 ·     The market will be better next year.  Procrastination can cost you. Sellers in 1999 or 2007 or 202 0 will tell you that they wished they had sold while the market was hot.

 ·     I don't want to sell until I have to (Dismal D's). You want to sell when your business is healthy and when you don't have to sell. Life can take cruel twists and turns. Business owners without a plan can find themselves subject to the "Dismal D's" - Death, Disability, Divorce, Dissenting Owners, Declining market, Debt overload, or just pure burnout. It is hard work to sell your business. You'll need plenty of energy and motivation to maintain performance during the sales process.

 ·     The investment banker or M and A firm will build value.  No they won't - that's not their job! A good investment banker can help you yield value, attract a broader market of potential buyers and get a deal closed, but they don't have the skills or background to build value. Some small M and A firms will offer services and advice in order to get your transactional business, but these are either young, inexperienced associates or people who have not really run a business. They are very good at selling your business, but what they don't know can hurt you. Beware of these firms that pitch themselves as one-stop shops.
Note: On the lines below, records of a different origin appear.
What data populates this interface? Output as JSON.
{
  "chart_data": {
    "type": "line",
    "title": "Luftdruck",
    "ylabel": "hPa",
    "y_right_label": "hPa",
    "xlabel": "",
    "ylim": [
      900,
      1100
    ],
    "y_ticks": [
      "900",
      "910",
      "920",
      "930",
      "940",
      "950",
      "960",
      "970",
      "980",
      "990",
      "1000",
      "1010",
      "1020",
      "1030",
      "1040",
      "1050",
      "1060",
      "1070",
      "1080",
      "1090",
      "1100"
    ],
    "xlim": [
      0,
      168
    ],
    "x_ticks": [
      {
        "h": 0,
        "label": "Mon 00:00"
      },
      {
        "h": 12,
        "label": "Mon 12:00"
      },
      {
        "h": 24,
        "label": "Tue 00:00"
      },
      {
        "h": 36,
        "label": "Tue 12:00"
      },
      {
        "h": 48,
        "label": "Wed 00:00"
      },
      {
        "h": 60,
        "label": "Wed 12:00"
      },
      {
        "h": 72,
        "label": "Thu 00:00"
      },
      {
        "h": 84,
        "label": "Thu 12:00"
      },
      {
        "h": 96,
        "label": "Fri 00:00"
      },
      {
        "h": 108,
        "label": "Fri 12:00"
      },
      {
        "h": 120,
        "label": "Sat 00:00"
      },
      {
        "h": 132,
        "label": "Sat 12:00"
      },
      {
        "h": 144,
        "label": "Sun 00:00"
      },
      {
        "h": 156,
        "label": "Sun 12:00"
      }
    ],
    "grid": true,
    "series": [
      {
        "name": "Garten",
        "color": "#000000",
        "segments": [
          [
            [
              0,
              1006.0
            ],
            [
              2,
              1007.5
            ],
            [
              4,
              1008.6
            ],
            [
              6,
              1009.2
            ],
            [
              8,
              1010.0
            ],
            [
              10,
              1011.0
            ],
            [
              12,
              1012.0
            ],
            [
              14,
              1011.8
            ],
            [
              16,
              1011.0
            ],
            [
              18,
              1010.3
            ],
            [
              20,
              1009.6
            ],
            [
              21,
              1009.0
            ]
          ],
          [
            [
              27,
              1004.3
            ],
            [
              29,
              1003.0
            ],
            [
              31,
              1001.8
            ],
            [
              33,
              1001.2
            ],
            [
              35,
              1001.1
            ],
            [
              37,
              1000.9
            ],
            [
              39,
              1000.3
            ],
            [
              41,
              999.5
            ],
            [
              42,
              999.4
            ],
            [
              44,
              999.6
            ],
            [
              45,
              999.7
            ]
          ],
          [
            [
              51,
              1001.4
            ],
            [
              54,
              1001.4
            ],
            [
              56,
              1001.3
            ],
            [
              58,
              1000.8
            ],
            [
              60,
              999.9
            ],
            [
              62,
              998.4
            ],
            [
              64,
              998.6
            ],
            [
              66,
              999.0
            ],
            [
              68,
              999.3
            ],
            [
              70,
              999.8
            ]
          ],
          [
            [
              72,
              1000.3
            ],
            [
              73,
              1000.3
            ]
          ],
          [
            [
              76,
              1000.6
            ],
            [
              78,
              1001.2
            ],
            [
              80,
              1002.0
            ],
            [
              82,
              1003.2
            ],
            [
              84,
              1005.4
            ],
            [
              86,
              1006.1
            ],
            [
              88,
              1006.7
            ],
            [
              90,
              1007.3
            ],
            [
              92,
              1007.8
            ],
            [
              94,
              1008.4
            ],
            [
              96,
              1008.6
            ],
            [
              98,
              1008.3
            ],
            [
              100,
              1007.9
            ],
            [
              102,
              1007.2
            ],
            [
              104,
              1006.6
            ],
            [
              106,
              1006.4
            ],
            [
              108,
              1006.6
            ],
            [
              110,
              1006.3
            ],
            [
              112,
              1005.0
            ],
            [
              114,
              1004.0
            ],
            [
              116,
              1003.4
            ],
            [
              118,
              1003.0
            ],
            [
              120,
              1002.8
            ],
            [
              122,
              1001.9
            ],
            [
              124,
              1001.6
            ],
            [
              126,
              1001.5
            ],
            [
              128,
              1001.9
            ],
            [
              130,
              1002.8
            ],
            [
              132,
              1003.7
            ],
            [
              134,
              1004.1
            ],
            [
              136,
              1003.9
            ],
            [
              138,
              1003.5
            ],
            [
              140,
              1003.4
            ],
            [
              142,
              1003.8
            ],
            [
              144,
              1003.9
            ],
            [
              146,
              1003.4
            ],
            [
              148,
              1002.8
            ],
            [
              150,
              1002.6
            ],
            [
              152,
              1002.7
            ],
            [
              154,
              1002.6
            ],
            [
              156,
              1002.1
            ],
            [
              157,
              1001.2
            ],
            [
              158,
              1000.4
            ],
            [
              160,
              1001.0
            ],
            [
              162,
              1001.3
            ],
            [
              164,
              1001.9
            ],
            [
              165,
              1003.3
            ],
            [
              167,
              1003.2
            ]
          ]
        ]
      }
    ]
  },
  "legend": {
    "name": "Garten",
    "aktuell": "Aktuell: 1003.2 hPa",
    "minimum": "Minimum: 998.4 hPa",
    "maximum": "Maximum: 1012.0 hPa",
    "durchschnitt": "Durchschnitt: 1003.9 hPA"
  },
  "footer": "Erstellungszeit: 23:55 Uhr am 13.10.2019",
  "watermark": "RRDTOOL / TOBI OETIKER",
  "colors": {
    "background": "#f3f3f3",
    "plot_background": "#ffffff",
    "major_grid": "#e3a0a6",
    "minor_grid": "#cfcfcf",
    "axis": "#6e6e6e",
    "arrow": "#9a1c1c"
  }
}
 ·     My lawyer (or CPA) (or Wealth Manager) will help me find a buyer. Finding a buyer is very different than finding the best buyer, the right buyer. Investment bankers do this every day. Most professionals understand what they do well....and what they don't. Find the right tool for the job!

 ·     I met a guy in my CEO peer group /My investors know a banking firm. Selling your business may be your most important business decision. Get help in making an informed decision about selecting an investment banker or other professionals such as accountants, tax counsel, and transaction attorneys. Learn about possible (but undisclosed) conflicts of interest, differences between firms, level of expertise that will work on your company, etc. Have you checked with previous clients that were both successful and unsuccessful? Mead Consulting clients use a checklist of questions to help make the appropriate choice.
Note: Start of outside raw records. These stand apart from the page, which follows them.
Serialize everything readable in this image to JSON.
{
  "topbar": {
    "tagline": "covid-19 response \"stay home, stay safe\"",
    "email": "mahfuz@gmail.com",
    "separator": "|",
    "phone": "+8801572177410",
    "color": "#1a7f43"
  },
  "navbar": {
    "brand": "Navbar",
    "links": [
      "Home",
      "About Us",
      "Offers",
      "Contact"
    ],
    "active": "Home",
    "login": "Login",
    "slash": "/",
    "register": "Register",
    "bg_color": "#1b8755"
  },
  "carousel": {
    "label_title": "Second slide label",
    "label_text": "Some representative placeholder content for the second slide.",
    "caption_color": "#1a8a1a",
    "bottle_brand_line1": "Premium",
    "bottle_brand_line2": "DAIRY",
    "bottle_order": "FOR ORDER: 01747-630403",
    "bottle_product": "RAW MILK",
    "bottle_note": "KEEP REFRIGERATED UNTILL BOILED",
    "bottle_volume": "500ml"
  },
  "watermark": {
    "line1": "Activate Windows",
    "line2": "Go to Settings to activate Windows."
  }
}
 ·     It only takes 6-12 months to exit a business. Nothing could be further from the truth. In order to realize the maximum value it may take you 1-2 years to prepare the business, 12 months to do the transaction, and then you may have to remain for up to 3 more years with the company after the sale. Rushing a company to market without proper preparation will cost you as buyers will discount values for companies without an adequate strategic growth plan, diverse customer base, strong management, or a clean review of due diligence issues.
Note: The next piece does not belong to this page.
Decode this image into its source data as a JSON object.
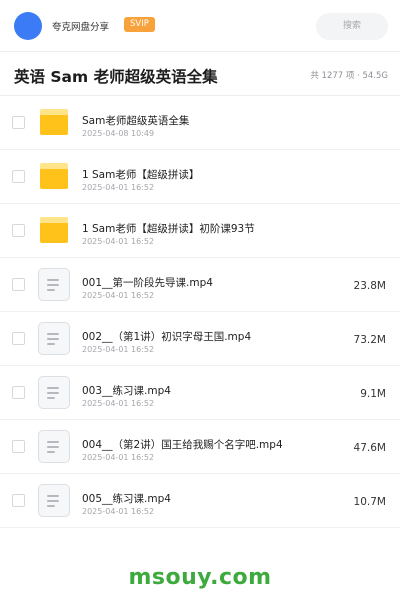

 ·      Selling will only take some of my time. The biggest mistake business owners can make is to allow business performance to slip during a sales process. The primary reason for deals to either fall apart - or become heavily discounted - is because of deterioration of revenue and earnings. Business owners can dramatically underestimate the amount of time and energy it will take to both sell the business and maintain performance during the process.

The Mead Consulting Group helps business owners navigate through a successful sales process, including preparation, selection of the team (investment bankers, transaction attorneys, tax counsel, etc.), and the sale process itself. We focus on maximizing value and leverage the business owner's and management's time so that they can focus on maintaining business performance. Contact us for more information.   


Best regards,

Dave Mead         



"I can't change the direction of the wind, but I can adjust my sails to always reach my destination."  



The future has never been more uncertain, but your business can always be prepared with flexible approaches to planning and execution



How is your Execution in 2022 ? 

Is It Time to Make Adjustments for 2022? 



Several of our clients had successful sales of their companies in 2021  

 Prepare to Maximize the Value of your business 

Before you go to see the investment banker, take the five steps to maximize value 

Contact us for more information